WHAT THE TASK REQUIRES: Find the lines below that contain "JSON" and tally them. Return only the total.
§
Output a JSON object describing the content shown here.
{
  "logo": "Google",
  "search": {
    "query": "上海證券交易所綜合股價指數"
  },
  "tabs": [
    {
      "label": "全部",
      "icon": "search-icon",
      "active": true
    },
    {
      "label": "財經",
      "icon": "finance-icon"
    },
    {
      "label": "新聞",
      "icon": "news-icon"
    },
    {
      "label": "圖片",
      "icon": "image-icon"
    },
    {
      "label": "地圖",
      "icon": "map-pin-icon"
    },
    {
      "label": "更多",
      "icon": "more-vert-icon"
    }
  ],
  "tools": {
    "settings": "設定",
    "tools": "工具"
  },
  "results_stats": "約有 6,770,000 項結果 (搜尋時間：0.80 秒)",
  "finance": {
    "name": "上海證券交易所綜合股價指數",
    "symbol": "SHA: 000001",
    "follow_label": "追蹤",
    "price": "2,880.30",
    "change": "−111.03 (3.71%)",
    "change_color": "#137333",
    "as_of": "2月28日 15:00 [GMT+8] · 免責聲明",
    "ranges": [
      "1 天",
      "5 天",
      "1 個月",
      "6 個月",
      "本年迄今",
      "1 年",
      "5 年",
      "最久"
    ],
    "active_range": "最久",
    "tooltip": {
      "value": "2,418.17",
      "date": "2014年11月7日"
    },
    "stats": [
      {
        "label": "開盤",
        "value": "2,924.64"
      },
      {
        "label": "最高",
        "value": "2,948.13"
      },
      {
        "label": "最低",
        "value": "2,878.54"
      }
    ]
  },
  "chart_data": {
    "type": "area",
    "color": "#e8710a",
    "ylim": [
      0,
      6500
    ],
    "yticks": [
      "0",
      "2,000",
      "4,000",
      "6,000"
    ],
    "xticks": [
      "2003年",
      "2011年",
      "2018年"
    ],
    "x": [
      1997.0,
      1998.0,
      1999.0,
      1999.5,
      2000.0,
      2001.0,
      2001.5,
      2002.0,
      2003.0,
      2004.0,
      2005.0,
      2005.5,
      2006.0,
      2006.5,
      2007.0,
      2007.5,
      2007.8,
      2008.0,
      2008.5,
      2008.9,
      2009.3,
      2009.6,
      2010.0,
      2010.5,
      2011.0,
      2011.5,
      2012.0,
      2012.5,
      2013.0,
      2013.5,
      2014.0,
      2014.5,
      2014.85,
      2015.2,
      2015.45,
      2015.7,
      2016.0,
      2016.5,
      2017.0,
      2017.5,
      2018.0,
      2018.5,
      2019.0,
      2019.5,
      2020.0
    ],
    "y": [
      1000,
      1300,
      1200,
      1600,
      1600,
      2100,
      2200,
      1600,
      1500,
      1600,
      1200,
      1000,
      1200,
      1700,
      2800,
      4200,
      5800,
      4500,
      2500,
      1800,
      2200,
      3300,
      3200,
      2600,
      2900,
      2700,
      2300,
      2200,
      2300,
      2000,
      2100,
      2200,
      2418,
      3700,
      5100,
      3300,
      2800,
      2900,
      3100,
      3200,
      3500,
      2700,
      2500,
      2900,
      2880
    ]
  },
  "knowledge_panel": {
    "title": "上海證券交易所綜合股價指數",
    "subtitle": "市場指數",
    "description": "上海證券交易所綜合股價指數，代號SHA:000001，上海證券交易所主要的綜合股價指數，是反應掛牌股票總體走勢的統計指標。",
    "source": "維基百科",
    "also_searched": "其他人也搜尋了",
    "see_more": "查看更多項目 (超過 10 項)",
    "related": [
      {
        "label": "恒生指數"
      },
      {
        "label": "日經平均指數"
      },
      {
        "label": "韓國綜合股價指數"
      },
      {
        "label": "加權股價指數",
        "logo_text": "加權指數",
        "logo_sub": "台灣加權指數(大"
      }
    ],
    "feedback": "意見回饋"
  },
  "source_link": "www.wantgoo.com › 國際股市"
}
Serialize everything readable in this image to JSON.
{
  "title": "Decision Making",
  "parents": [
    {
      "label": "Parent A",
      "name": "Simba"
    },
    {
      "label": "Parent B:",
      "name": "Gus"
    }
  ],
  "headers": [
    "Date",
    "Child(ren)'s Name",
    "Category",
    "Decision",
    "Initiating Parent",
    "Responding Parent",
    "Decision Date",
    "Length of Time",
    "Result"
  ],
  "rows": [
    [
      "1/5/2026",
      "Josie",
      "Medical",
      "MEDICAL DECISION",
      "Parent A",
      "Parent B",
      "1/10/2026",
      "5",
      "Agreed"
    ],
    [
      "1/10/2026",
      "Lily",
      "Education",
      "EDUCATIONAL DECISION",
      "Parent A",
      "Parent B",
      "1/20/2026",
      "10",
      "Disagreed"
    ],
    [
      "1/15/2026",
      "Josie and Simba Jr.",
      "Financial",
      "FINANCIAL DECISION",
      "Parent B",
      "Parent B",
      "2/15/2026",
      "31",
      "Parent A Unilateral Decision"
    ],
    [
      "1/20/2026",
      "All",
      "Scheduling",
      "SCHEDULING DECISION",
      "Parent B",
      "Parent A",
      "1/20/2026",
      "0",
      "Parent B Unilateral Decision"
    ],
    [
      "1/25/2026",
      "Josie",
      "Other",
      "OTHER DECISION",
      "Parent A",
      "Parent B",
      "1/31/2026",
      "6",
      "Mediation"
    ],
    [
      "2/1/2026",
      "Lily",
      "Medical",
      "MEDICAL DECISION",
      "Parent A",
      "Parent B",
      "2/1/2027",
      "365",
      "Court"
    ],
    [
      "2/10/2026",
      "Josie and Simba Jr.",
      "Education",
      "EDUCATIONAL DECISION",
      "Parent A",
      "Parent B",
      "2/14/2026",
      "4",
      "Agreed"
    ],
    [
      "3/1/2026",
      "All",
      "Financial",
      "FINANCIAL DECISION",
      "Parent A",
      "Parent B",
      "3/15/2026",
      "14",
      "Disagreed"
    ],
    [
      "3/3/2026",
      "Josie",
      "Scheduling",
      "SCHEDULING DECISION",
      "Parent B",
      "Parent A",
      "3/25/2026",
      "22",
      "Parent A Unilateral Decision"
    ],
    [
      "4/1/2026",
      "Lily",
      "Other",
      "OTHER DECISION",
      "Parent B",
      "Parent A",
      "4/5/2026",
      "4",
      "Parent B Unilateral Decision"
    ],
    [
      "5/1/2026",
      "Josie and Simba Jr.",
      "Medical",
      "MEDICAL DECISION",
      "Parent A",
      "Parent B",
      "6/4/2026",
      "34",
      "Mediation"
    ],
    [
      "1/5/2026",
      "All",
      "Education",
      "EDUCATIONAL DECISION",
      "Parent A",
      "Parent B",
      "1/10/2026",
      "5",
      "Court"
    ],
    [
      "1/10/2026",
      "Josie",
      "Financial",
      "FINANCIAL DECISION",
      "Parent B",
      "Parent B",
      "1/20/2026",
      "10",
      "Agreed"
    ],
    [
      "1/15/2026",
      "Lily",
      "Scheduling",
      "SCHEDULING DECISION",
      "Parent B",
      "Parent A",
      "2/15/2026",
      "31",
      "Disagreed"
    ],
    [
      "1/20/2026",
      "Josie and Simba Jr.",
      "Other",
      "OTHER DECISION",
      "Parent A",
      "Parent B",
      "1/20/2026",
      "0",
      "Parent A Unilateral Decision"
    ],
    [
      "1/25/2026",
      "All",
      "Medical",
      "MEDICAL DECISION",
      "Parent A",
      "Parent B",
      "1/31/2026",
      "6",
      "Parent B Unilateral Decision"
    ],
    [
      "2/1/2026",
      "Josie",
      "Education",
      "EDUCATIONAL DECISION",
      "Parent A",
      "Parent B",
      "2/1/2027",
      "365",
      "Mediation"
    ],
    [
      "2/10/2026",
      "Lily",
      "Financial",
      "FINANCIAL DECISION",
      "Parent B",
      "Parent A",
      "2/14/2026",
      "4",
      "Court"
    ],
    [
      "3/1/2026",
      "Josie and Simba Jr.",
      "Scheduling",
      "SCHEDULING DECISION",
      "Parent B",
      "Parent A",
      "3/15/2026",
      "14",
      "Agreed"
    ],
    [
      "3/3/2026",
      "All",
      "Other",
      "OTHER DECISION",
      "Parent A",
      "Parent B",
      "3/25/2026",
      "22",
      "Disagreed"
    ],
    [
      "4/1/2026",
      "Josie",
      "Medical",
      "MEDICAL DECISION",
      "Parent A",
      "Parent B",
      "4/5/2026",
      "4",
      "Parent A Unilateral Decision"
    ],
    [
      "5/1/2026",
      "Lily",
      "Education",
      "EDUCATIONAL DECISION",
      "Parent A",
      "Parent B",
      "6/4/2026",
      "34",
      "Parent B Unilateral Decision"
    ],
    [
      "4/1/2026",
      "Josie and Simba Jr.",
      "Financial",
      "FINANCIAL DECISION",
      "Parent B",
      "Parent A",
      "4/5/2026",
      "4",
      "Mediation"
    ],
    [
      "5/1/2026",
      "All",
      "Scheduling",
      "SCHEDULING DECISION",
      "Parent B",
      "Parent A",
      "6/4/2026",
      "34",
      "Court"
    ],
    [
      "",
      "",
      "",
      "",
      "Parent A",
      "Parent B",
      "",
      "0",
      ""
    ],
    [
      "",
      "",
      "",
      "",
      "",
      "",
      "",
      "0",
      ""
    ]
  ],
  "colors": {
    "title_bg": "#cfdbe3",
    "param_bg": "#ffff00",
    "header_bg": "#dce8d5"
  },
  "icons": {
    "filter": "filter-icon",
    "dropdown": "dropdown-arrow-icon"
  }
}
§
ANSWER TO THIS EXERCISE: 2